* Work item
Provide the number of lines below containing the word "JSON", without any other words.

* Records for the exercise
________________________
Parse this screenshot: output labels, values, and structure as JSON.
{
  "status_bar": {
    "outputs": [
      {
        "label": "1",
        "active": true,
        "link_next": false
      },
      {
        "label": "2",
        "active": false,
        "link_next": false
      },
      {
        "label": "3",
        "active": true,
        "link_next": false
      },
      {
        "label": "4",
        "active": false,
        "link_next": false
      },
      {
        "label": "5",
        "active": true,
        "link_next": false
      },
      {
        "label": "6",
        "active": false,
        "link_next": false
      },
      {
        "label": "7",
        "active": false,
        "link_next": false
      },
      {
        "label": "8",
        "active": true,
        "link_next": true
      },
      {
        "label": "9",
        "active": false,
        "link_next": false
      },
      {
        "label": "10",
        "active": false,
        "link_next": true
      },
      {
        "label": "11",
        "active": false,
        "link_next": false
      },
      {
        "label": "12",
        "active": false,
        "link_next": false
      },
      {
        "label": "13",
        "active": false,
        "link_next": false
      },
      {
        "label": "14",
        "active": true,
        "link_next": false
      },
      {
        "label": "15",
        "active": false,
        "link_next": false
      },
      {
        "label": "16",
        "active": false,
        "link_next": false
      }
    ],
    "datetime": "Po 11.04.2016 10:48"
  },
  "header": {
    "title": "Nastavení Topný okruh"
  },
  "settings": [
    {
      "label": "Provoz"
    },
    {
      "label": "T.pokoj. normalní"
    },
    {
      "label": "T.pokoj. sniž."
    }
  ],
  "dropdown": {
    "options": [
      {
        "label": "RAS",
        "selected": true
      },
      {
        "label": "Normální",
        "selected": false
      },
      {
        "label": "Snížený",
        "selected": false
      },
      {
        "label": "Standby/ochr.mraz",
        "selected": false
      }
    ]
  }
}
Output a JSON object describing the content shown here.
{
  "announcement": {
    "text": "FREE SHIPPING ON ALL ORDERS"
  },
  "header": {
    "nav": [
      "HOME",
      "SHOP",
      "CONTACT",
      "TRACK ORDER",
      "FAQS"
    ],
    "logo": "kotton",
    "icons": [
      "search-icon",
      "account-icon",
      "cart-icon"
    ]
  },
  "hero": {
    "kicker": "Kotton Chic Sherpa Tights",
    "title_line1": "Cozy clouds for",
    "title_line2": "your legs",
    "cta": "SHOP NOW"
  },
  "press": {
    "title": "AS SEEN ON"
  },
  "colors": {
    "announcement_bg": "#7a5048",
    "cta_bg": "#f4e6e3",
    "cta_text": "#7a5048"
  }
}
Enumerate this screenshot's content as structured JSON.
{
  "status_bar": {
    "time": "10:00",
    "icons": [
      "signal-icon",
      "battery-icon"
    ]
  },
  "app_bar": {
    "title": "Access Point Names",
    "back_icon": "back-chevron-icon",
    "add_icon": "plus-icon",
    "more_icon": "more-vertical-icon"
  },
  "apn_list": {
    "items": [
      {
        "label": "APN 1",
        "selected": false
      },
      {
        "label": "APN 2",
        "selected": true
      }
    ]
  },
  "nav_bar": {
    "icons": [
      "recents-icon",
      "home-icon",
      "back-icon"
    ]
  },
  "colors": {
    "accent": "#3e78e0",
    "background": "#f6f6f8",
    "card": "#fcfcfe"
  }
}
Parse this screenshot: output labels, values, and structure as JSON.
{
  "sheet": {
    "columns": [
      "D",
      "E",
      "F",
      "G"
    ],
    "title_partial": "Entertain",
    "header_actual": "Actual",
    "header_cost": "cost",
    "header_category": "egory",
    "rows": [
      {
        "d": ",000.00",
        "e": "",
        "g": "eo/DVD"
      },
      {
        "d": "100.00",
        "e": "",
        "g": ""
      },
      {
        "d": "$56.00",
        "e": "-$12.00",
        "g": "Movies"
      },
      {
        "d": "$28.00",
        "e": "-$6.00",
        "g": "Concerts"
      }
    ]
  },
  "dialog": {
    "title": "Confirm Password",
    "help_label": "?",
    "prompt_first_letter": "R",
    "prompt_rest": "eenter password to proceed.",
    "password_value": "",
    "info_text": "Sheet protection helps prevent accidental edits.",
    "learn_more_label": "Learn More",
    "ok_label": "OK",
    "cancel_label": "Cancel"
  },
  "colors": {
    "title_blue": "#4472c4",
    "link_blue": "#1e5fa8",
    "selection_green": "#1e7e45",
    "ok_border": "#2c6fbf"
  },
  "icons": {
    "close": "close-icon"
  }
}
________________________
* Solution
4